Who Is Zerubbabel?
We are reprinting an article written for our young adult’s publication (Z-News) several years ago. It describes plainly and succinctly our Biblical basis for the name of our ministry.
When I tell people the name of our fellowship, they often ask, “Why Zerubbabel?” The story of Zerubbabel (Ezra 2) and the rebuilding of the temple in Jerusalem is very encouraging. Our Christian fellowship takes its name from a descendent of King David. Zerubbabel led the first and largest group of Israelites out of slavery and back to the promised land. Just as Zerubbabel knew he was to return the Israelites to the promised land the rebuild the temple, we are a part of God’s rebuilding the present-day church. We do this by believing that Jesus Christ is living in us and as us, and by taking His message to others.

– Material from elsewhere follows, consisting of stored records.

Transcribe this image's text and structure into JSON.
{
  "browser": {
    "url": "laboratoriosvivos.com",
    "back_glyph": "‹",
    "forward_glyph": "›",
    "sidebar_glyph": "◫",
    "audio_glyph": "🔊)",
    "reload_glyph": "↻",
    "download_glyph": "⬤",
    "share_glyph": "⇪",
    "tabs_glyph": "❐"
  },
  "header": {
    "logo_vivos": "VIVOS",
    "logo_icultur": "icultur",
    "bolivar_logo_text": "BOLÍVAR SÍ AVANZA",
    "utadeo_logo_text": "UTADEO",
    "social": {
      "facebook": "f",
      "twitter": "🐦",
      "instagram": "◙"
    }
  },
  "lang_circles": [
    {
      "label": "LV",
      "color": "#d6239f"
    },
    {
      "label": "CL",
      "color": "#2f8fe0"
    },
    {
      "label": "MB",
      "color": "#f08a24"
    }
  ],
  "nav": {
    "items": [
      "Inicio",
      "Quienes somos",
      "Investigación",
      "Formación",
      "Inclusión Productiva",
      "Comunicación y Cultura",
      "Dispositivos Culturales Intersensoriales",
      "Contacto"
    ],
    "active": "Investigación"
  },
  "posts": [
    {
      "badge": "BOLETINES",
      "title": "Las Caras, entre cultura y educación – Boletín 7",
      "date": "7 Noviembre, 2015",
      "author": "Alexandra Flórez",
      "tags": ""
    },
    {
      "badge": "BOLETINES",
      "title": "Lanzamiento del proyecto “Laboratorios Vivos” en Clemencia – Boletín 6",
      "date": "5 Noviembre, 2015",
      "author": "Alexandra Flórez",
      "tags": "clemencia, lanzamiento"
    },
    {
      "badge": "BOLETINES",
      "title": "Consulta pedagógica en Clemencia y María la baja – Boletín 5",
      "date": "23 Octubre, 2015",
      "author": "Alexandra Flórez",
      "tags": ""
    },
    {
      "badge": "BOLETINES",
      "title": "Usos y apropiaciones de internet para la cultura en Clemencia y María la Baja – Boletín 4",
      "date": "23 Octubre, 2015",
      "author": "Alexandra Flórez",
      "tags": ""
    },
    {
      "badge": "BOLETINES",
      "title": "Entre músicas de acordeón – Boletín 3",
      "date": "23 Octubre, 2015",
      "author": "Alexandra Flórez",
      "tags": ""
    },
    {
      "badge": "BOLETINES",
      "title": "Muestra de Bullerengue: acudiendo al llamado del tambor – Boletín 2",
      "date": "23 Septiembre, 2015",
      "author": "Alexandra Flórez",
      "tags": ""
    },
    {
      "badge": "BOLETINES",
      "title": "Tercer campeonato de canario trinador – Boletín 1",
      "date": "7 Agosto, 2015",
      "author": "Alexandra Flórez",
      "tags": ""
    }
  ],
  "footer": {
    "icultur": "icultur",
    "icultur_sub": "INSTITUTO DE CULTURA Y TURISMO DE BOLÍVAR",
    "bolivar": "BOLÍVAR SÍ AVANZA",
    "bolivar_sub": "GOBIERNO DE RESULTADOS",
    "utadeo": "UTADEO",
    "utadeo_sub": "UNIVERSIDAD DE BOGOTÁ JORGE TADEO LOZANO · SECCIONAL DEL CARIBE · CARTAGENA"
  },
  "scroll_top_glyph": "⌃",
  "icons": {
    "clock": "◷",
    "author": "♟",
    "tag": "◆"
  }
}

When the Israelites, led by Zerubbabel, arrived in Jerusalem, they did not begin by laying the city walls or constructing government buildings, but by rebuilding the altar. They worshipped God together and celebrated with a feast. Zerubbabel had his priorities straight right from the start.
The temple foundation was soon completed, but two problems arose. Some of the workers remembered Solomon’s magnificent temple and were disappointed by how much smaller and less spectacular their new temple would be. Likewise, our ministry might appear fairly small and unimportant, but God is impressed not by size or number but by our faith in Him.
The faith of the prophet Zerubbabel was certainly tested when work on the temple ground to a halt in the face of threats by enemies of the Jews. People went home, and sixteen years passed. Understandable, Zerubbabel felt very discouraged having to stop the building of the temple after an initial period of such excitement and accomplishment.
God knew Zerubbabel’s feelings of hopelessness, so He sent the prophets of Haggai and Zechariah to confront the reluctant people and to comfort their fears. This encouragement brought about renewed energy among the people, and they began to work once more. After the work was restarted, God’s temple was completed in only four years.
It is not uncommon for us to feel discouraged, just as Zerubbabel did, when things do not appear to be going our way. However, when we know that we are not independent of God and therefore are unable to do anything in and of ourselves, we see God in control and that He works all things together for good. As believers, we should expect opposition when doing God’s work–Satan is always working against God and His people. The opposition may try to discourage and intimidate us or accuse us unjustly, but when we are prepared for spiritual warfare, we cannot be stopped by the Evil One.
Just as Satan caused the building of the temple to be interrupted by tricking the Israelites into acting on their fears and doubts, Satan can also tempt us as Christians today. When we believe Satan’s lie that we are on our own, sweating and struggling to do God’s work, we will act on our fears and doubts, but when we believe God’s truth that the Holy Spirit lives inside us, we are able to do all things through Him (Phil. 4:13).
Here is a very encouraging verse that is important for us to remember: “this is what the Lord says to Zerubbabel: It is not by force nor by strength, but by My Spirit,’ says the Lord almighty. Nothing, not even a mighty mountain will stand in Zerubbael’s way; it will flatten out before him! Then Zerubbabel will set the final stone of the temple in place, and the people will shout: May God bless it!'” (Zechariah 4:6, 7).